Flemington, NJ, November 5, 2007 -- A national survey of over 600 Americans revealed that men who dress down (wear no tie) are viewed more positively by women than by men. Furthermore, more men seem to trust a man who wears a tie.
The study was conducted in early October by HCD Research, using its mediacurves.com web site to obtain Americans’ views of images of men who wear ties and men who are dressed down with no tie and an opened collar.
Participants were divided into two randomly assigned groups. Members of each group were asked to view one of two separate photos of a faceless male figure sporting a white shirt and tie, and a photo of a white shirt with an opened collar. Then, based only on the photo, they were asked questions about what kind of man he might be.

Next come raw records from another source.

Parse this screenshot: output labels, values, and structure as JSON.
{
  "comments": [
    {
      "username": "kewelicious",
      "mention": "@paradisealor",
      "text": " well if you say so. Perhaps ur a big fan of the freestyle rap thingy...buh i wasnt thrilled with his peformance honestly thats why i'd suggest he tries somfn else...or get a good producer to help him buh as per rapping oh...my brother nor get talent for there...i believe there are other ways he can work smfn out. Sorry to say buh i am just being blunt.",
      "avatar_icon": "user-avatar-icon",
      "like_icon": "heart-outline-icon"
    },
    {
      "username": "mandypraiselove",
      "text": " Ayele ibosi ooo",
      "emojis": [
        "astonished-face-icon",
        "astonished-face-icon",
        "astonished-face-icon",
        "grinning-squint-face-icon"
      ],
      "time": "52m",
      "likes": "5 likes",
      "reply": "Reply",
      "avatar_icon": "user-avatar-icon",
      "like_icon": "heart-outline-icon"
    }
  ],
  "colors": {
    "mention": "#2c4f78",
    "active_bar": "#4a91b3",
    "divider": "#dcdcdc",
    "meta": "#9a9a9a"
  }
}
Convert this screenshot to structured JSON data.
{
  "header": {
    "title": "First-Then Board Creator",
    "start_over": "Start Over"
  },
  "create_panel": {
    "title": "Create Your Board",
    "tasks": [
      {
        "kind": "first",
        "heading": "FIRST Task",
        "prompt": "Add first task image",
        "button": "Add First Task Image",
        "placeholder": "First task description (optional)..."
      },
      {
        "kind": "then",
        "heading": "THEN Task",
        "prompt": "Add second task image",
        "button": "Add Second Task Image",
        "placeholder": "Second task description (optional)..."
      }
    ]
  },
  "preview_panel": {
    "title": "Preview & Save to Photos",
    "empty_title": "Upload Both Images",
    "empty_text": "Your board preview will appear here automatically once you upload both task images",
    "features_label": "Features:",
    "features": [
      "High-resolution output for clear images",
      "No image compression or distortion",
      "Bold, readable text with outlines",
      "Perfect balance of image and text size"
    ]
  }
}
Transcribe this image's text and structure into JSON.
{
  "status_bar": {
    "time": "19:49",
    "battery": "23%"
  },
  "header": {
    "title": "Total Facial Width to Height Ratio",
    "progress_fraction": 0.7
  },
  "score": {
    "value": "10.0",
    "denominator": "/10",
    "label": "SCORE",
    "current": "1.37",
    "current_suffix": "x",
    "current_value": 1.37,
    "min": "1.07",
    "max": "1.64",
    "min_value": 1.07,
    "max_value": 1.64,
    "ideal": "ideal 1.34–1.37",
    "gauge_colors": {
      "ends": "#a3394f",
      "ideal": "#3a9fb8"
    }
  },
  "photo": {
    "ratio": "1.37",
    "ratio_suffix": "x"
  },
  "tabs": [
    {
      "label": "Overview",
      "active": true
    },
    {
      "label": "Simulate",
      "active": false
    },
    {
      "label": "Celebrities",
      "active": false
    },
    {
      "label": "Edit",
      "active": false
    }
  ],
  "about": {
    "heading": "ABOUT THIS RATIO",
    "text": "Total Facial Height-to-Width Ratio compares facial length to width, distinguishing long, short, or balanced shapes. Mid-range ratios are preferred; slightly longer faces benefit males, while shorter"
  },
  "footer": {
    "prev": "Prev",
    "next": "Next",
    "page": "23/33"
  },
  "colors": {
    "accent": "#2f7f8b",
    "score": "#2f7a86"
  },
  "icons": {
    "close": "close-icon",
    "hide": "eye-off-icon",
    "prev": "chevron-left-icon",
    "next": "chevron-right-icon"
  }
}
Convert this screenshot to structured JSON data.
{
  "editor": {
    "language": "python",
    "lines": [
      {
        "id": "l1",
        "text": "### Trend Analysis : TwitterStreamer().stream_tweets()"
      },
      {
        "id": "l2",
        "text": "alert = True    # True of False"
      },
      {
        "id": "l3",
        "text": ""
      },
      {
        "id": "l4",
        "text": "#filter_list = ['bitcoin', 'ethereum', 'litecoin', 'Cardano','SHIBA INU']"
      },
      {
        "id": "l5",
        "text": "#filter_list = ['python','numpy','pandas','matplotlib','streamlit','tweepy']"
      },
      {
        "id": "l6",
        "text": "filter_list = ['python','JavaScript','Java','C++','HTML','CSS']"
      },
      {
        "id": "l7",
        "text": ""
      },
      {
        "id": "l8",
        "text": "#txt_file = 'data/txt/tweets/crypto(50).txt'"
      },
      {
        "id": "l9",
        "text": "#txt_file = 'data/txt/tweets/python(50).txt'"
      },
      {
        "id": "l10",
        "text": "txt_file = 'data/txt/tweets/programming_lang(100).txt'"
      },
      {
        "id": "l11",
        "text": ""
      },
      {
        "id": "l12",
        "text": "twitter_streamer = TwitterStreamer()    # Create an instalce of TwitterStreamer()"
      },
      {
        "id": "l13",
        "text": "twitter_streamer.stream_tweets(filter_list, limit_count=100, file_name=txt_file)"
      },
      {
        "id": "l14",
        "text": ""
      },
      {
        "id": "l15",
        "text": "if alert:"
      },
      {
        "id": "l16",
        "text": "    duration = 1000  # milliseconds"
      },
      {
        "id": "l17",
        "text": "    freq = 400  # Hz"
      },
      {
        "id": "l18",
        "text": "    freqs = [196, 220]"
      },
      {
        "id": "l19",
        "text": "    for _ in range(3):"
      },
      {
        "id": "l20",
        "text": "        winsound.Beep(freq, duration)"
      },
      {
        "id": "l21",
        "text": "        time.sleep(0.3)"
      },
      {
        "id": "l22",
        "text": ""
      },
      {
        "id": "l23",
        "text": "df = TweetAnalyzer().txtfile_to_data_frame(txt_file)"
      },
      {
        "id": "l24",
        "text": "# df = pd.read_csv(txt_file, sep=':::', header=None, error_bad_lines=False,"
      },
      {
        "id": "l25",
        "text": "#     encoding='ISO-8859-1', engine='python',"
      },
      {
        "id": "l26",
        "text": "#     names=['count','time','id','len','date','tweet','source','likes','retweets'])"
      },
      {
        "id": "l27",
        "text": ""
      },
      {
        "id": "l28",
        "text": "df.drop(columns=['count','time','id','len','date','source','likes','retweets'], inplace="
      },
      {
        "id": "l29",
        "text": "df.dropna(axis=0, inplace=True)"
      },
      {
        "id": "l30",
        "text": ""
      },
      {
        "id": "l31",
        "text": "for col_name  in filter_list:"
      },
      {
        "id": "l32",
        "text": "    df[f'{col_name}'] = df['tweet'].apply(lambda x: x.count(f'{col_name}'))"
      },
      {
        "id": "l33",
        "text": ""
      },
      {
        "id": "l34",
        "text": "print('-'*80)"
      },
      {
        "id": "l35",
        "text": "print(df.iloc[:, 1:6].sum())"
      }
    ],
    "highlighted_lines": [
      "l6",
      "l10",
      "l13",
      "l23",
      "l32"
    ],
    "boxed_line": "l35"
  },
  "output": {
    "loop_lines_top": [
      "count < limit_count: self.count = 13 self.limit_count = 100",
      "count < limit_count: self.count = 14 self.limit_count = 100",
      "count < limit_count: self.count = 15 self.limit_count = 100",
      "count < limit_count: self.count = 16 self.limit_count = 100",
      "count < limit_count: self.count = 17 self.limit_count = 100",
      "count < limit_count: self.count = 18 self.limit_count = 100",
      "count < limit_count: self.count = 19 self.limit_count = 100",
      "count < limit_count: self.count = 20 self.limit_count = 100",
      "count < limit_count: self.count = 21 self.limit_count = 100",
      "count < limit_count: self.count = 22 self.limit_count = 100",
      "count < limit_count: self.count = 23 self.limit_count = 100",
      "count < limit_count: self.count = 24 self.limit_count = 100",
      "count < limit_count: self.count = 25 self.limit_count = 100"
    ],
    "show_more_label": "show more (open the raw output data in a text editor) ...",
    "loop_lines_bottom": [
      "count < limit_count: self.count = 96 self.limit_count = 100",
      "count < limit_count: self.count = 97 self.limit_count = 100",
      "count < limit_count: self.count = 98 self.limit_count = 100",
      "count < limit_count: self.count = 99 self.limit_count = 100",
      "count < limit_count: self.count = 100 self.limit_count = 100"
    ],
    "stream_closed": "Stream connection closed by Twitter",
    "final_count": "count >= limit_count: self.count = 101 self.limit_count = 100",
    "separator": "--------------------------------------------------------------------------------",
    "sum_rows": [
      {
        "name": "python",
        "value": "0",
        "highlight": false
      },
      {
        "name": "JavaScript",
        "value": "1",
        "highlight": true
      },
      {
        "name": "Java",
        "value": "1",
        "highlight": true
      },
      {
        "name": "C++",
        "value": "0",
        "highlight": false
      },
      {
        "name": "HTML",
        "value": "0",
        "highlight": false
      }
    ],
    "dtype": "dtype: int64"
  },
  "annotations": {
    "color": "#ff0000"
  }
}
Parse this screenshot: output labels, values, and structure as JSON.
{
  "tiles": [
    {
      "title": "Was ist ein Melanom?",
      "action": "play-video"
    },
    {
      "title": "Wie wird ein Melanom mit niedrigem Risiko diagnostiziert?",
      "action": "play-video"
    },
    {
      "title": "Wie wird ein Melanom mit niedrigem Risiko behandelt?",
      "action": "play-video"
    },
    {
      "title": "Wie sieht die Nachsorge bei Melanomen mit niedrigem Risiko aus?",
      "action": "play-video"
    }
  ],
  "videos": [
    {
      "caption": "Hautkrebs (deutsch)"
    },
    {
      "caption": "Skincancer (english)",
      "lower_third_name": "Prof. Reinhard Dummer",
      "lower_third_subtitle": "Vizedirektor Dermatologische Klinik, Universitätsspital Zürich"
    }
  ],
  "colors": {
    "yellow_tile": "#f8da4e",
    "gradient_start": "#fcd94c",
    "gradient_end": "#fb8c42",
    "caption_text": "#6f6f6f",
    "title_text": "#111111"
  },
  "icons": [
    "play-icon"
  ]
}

An earlier study (available on mediacurves.com) about bow tie wearers found major differences between images of bow tie wearers and wearers of regular neckties.
This research found fewer differences between the dressed-up person and the dressed down person. The necktie wearer sent the message that he was more likely to be a manager, a little older, and with some more people thinking he was in a high income bracket.
The no-tie, dressed-down man gave the impression to more people that he was a bachelor and was trying to act younger. This was in contrast to the dressed-up man who participants viewed as smarter and even a leader.
Between the sexes, however, more differences appear. Men view the dressed up person as more dependable: practical and careful, and also “a good dresser”. More women view the dressed-down man as likely to be more fun: Although the numbers are relatively small, more women thought the dressed-down man needed care and nurturing (not a negative) and also adventurous and, yes, even sexy.
What about having the man in your neighborhood or as a friend? No statistical significance here but consistently more women would like to have the dressed-down man around while the men would prefer that practical and careful dressed-up man as a friend or colleague.
What does all this mean? The message is clear. First, it depends who sees you. If you want to work in an office and talk to men, wear a tie. If you want to talk to women and want a friend or even a date, open the collar.
And despite all the talk about new freedom on the job, if you want to appear a little more “solid,” wear a tie. Of course, this research is about 'neat' dressing down. The t-shirt and torn jeans version is another story.
For detailed information on this study, please go to www.mediacurves.com The Media Curves web site provides the media and general public with a venue to view Americans’ perceptions of popular and controversial media events and advertisements.
HCD Research specializes in conducting communications research for the pharmaceutical, food and beverage, financial and entertainment industries, among others.
Headquartered in Flemington, NJ, the company's services include traditional and web-based communications research. For additional information on HCD Research, access the company’s web site at www.hcdi.net or call HCD Research at 908-788-9393.
Editors/Reporters: For more information on the study, or to speak with Arthur Kover, consulting director, HCD Research, please contact Vince McGourty, HCD Research, at (908) 483-9121 or (email@example.com).